While the United States of America seems to be currently going through some sort of identity transformation, certain things about this massively influential nation are locked in. The endless vibrancy and diversity of its art and music cultures for one; another is its exponentially expanding wine industry, similarly endowed with a surplus of New World boldness and flair.
In this issue, we close in for an exciting taste of what's happening at both ends of the American wine industry, from the ultra-affordable players nudging and winking at the high flyers, to the zenith of American winemaking, the high flyers themselves, who throw their resources – financial and otherwise – into the crafting of wines to equal the best in the world (more often than not visualising the lofty beacon that is France, home to so many benchmarks).
So how do they tick, these US winemakers? Often, their agenda seems to be to go looking for the very finest fruit they can find, wherever it might be, then bringing it home to apply their craft. Being Americans, they're frequently masters of the sophisticated marketing strategy, perhaps second only to France at the creation of legends around their wines. With the US home to booming cellar door wine clubs, it is so successful with local sales that the top wines rarely get beyond its borders, making the ones featured here a real score.

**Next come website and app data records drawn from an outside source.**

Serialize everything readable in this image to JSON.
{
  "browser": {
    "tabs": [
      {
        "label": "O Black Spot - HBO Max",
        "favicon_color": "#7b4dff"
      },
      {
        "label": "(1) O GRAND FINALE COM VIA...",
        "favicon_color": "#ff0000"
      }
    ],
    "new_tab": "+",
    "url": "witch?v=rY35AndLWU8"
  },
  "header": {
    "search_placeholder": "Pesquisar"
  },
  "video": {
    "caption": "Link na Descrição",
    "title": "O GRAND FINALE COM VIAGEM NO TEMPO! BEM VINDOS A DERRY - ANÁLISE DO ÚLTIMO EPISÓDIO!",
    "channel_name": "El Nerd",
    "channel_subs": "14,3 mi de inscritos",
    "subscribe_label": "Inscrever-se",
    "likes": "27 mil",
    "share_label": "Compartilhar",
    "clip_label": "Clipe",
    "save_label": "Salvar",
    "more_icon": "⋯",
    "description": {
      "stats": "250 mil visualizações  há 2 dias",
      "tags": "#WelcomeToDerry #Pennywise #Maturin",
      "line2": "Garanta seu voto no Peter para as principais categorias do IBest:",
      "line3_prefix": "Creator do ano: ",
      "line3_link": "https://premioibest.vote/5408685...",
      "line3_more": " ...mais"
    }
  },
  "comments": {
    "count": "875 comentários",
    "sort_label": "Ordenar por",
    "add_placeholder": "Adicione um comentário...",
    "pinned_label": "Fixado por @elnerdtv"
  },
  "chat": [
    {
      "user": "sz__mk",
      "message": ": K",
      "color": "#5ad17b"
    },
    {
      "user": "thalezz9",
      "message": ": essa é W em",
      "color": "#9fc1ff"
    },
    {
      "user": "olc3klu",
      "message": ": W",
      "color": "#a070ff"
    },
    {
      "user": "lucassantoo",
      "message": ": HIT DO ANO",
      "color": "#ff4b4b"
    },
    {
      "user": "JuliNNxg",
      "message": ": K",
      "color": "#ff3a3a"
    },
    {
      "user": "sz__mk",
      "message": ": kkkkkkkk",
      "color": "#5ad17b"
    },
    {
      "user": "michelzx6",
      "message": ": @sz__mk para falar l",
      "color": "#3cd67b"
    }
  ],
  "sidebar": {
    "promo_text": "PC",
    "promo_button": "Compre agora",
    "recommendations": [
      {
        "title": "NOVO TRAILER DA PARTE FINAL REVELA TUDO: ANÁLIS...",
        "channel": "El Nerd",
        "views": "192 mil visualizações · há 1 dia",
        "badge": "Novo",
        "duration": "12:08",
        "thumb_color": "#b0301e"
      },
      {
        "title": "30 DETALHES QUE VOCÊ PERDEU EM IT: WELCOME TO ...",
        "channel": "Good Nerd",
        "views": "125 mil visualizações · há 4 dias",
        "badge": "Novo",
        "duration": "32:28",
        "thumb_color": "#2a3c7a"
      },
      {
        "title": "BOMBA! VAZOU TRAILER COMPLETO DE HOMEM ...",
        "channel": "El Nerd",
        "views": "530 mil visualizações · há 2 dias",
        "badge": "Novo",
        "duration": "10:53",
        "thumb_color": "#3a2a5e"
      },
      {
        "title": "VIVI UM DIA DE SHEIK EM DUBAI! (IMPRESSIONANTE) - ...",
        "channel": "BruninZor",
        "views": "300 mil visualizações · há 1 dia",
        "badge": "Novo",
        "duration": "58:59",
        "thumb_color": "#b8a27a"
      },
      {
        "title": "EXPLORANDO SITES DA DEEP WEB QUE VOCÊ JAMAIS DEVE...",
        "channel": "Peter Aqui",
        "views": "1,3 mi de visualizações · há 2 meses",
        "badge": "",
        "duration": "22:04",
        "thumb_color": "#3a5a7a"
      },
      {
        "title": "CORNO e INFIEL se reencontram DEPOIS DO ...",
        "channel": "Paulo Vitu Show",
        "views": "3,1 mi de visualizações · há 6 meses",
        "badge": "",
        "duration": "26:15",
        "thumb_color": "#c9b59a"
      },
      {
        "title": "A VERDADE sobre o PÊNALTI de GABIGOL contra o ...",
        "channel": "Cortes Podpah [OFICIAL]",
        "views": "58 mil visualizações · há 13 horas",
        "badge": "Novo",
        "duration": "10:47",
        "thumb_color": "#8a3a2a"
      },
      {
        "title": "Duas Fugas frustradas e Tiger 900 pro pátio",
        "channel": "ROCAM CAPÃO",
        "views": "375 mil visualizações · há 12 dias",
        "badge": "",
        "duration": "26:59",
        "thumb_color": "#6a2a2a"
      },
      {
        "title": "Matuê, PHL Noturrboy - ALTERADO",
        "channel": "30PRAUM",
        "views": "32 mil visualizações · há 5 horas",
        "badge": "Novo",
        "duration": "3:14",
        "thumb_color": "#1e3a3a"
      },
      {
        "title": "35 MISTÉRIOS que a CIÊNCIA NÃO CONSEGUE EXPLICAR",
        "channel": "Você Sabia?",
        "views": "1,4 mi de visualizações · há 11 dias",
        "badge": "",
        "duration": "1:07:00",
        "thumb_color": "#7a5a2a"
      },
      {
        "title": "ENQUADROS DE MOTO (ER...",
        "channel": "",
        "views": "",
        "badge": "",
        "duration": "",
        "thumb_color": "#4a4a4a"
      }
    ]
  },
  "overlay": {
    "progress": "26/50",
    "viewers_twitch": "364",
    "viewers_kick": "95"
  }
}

At Dark Horse they believe that fortune favours the bold. Their outstanding achievement is delivering brilliantly good wine at a reasonable price. Leading the charge is winemaker Beth Liston who, viewing winemaking as some sort of treasure hunt, went looking for her own set of vinous gems. Having discovered some of her favourite vineyards in California, Beth focused in on select sites to secure just the right grapes, getting the first pick of fruit from over 400 growers. Dark Horse taste their wines more than 100 times before they see your glass, and have an multi-award-winning portfolio to prove the worth of their innovative approach.
As Francis Ford Coppola might tell you, there should only ever be one God-father, and when it comes to the Zinfandel grape and California, that's Joel Peterson. Established in 1976, Joel's Ravenswood winery was one of the very first to take on the production of big, bold Zinfandel wines from Sonoma County and introduce them to the world. Robust and red are the two terms that define Ravenswood; the pre-prohibition vines are old, low cropping and dry farmed. Ravenswood strive to celebrate these venerable vineyards with their soulful wines, one of the few wineries that has benefited from the philosophical and winemaking skills of one person for more than 40 years, contributing to a consistency of quality and style rarely found in California.
Dave Phinney pretty much stumbled into the wine business after taking a friend up on an offer and travelling to Florence on a whim. In Italy, of course, he was always going to collide with the joyful marriage of food and wine. Predictably, Dave fell in love, and in his words, 'the die was cast.' He returned to the United States, graduated from university and four days later had moved to the Napa Valley.
Having sent his resume to 50 wineries, he received back just the one reply. It was from Robert Mondavi. Says Dave: 'I showed up to my temporary harvest position interview wearing a suit and tie. They literally laughed at me, gave me a very basic math exam and asked if I could pass a drug test. A few weeks later I was hired.'
As much as he loved his new job, and he did, Dave Phinney decided that if he was going to work this hard, it would eventually have to be for himself. The very next year, he started Orin Swift. His winemaking philosophy is the same as it was at the beginning: find the very best fruit from the very best vineyards, 'farm it right, harvest it right, bring it into the winery and don't screw it up.'
Aptly reflecting his winery's name, Pierre Seillan crafts truly exquisite wines. Lured from Bordeaux to California's Sonoma County by the late Jess Jackson to engage in this joint venture, he has orchestrated the wines of Vérité since 1998, in the process co-opting his daughter Hélène (who has split her time between California and the family's estate in Saint-Émilion) into the role of assistant winemaker. Vérité skilfully blends Bordeaux' legendary traditions with California's fearless New World flair.
Dave Phinney (yes, the same Dave Phinney you just read about in the piece on Orin Swift), well, he gets around. He's obviously capable of multi-tasking, because l'usine is his outfit too, but he also gets around in order to hunt down vineyard locations that allow him to pursue his winemaking goal of achieving complexity through geographic diversity.
L'usine translates as 'the factory', a tip of the hat to Andy Warhol's famous studio. In Dave Phinney's words:
'Wine, like art, is raw. It requires years of hard work. It has a high likelihood to fail. It is subjective at best. It isn’t always pretty. Like art, for every good or great wine that is made there have been thousands of failures.'
Making Pinot Noir is the pursuit that created l'usine.
The resulting three wines are the culmination of a search for the best sites in the vintage. All three are barrel selections of each vineyard that added the most complexity to the final wine, with each barrel tasted completely blind and selected for their sense of place and their intricacy.